And it is. It could also be perfectly moral, in that you won't be punished for it in the sweet bye and bye. Well, according to Mr. Korb, how could you be? There'll be no one at "the end" to do the punishing. But what if morality is not about punishment? What if it is about something transcendent, transcendent even of society and ethics?
And wouldn't that transcendency, whatever it is based in, be the real threat to worldly power?
And now I must say that if I contemplate what Ethics really would have to be if there were such a science, this result seems to me quite obvious. It seems to me obvious that nothing we could ever think or say should be the thing. That we cannot write a scientific book, the subject matter of which could be intrinsically sublime and above all other subject matters. I can only describe my feeling by the metaphor, that, if a man could write a book on Ethics which really was a book on Ethics, this book would, with an explosion, destroy all the other books in the world. Our words used as we use them in science, are vessels capable only of containing and conveying meaning and sense, natural meaning and sense. Ethics, if it is anything, is supernatural and our words will only express facts; as a teacup will only hold a teacup full of water and if I were to pour out a gallon over it.
Ludwig Wittgenstein, "Ethics, Life and Faith," The Wittgenstein Reader, ed. Anthony Kenny (Oxford, Blackwell Press 1994).
There is your threat to worldly power: to understand ethics (I might substitute "morality") as something of substance, something real, and also something transcendent, beyond the expression of language; something so real that if it could be truly expressed, it would explode language (for what else are books made of?).
There is, in the final analysis, no threat to worldly power from worldly power: there is only a threat to those claiming to have the power at any given moment. But power is fickle; it changes partners and changes hands at its own whim, and no one who claims to wield it ultimately has control of it. "Look on my works, ye mighty, and despair." The powerful fade, power lingers on, finds a new repository, shatters that vessel or outlives its sheath, and continues. The only response to power is with the power of powerlessness. Morality is not about power; it is about doing what is right; and doing right not no matter the consequences, but simply because it is right. In the short term if it seems to fail, in the long term it will win; it will prevail. Power will one day be exhausted; powerlessness cannot be. "Blessed are the meek, for they shall inherit the earth."
Are those the people worth believing in? Aslan, according to Korb, thinks the worst thing that happened to Jesus of Nazareth is the story of his resurrection. Why? Because it robbed his message of power; because:
Jesus’ usefulness as a challenge to power was lost the moment Christians first believed he rose from the dead. For Aslan, that’s been the worst consequence of the most consequential life ever lived.But the challenge to power never outlives the power being challenged.

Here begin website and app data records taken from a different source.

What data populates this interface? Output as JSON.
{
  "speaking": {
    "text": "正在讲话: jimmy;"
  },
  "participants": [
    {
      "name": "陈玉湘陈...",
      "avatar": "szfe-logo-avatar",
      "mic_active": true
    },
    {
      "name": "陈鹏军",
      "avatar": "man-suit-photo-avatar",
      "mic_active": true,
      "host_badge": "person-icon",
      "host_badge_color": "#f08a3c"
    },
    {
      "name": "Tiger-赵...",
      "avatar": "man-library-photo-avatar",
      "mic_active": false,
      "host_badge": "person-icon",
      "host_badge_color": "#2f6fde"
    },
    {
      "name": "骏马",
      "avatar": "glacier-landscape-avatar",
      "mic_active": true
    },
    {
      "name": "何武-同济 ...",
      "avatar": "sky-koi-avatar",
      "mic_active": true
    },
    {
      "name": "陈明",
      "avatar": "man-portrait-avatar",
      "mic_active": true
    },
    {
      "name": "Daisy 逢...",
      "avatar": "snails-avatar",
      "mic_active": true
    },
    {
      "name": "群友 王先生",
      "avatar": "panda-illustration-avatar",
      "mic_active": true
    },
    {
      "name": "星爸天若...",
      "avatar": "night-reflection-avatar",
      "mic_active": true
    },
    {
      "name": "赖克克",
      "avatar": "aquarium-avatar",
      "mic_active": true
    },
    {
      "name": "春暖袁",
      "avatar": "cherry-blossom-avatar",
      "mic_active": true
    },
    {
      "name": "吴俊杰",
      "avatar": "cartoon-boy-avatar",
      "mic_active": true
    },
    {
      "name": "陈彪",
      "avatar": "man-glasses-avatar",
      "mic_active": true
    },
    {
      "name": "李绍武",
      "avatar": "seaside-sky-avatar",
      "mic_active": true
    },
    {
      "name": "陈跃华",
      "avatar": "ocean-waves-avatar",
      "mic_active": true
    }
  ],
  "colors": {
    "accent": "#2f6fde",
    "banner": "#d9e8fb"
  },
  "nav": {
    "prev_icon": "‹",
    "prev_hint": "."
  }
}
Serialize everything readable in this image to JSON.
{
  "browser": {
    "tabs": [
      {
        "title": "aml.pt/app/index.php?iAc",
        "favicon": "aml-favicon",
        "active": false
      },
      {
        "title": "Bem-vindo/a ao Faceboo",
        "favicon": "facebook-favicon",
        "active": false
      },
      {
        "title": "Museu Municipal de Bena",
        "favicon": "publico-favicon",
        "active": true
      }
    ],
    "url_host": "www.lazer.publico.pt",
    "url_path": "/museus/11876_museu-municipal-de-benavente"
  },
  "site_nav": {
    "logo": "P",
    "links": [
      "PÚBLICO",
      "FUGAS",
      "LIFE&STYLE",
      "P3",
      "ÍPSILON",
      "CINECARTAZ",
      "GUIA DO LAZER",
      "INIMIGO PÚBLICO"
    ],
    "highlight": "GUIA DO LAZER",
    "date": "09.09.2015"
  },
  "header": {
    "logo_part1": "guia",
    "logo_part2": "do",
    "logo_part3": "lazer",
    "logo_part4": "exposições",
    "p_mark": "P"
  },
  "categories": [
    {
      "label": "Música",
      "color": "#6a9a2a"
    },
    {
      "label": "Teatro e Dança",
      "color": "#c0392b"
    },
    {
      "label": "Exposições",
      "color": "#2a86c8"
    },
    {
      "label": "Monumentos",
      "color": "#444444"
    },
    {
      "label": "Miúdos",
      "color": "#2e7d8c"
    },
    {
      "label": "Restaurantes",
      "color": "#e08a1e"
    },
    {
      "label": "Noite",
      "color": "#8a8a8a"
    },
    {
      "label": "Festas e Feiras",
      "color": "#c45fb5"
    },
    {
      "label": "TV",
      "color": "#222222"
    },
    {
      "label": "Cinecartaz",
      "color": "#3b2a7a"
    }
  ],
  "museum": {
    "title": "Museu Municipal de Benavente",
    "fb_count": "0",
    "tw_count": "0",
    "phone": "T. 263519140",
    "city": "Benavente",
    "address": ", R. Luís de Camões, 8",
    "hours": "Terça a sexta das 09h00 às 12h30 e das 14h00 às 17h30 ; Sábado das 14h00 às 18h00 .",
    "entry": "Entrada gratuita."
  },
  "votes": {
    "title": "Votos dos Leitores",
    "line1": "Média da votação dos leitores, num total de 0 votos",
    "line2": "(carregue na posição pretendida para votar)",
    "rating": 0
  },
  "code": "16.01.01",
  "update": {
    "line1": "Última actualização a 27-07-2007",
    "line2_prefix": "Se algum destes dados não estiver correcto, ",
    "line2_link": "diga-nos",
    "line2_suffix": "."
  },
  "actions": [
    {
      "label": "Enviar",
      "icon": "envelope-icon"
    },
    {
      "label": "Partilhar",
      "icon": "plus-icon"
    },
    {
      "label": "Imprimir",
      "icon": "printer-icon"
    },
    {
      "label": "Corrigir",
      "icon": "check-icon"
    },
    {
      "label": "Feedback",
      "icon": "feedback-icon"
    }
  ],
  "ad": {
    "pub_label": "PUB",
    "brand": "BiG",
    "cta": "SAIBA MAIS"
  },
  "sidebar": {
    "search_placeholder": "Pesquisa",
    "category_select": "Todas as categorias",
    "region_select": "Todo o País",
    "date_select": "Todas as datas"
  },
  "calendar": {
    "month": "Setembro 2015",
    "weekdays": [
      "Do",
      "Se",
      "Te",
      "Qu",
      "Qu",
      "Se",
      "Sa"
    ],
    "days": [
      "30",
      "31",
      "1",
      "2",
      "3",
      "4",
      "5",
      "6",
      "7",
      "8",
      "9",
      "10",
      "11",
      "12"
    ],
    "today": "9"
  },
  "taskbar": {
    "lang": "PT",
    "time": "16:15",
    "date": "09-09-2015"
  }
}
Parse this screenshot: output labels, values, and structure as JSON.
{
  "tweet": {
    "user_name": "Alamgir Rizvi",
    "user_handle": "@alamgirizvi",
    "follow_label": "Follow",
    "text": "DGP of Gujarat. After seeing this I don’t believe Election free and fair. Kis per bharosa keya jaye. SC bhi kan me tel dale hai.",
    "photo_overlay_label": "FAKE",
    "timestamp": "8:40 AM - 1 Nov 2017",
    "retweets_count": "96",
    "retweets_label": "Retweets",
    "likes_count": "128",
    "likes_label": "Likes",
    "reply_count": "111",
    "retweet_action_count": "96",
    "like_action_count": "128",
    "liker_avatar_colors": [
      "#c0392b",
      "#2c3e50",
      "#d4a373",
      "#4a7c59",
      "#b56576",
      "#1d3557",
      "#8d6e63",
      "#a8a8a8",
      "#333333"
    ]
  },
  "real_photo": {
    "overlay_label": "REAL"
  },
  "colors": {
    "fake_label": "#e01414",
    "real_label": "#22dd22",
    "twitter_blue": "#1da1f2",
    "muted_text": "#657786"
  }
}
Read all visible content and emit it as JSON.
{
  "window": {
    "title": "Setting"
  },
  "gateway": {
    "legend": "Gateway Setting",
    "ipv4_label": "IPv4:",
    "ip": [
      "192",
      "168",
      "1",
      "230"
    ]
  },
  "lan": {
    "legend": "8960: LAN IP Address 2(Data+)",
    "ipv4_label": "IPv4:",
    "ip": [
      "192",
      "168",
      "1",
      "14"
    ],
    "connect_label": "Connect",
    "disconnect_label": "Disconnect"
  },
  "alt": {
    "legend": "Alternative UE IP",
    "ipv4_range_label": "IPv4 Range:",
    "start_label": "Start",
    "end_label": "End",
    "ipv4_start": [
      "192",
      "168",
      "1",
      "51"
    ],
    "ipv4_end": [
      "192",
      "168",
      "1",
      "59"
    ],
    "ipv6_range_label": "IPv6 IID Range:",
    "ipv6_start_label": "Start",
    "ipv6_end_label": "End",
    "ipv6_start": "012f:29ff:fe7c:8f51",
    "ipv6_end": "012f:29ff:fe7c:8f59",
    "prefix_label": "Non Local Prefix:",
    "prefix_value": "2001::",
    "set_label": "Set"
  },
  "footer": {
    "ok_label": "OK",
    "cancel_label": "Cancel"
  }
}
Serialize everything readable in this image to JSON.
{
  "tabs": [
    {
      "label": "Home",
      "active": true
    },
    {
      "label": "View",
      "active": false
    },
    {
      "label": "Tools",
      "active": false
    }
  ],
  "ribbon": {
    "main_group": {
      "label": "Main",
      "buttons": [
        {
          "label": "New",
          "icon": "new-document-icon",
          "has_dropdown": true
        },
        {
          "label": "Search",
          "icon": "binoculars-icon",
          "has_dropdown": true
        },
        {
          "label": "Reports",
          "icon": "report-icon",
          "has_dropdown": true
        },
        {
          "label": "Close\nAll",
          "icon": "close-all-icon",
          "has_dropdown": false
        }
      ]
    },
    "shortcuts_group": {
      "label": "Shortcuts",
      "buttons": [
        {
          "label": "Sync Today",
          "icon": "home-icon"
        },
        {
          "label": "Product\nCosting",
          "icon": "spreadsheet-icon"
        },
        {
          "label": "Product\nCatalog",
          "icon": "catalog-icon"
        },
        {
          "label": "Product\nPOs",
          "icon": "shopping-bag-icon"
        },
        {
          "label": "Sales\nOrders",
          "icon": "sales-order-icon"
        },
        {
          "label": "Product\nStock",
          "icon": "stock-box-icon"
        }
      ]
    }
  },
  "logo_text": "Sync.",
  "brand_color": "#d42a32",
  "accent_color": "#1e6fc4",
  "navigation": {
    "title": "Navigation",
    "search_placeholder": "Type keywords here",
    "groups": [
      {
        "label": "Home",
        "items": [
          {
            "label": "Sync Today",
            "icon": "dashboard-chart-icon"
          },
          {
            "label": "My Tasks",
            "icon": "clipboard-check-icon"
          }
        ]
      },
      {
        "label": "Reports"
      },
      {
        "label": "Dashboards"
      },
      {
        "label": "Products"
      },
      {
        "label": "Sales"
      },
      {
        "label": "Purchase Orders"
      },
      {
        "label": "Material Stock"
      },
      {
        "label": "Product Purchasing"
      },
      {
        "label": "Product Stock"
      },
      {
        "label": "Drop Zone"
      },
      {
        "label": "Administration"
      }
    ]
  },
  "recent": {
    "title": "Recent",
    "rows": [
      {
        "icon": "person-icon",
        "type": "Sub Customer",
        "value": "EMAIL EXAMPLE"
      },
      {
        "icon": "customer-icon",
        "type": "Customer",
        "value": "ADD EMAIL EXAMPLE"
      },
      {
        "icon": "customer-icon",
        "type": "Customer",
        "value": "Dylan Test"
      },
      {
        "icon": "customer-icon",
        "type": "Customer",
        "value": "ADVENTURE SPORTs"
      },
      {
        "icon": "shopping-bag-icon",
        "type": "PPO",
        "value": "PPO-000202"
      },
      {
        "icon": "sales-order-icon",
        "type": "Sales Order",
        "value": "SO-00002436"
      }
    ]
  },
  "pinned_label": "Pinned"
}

And what life could be more consequential than the life of a Mediterranean peasant whom we are still talking about 2000 years later? Are we not doing so precisely because the first Christians believed he rose from the dead?
The rest of us should suffer such a consequence in our otherwise inconsequential lives.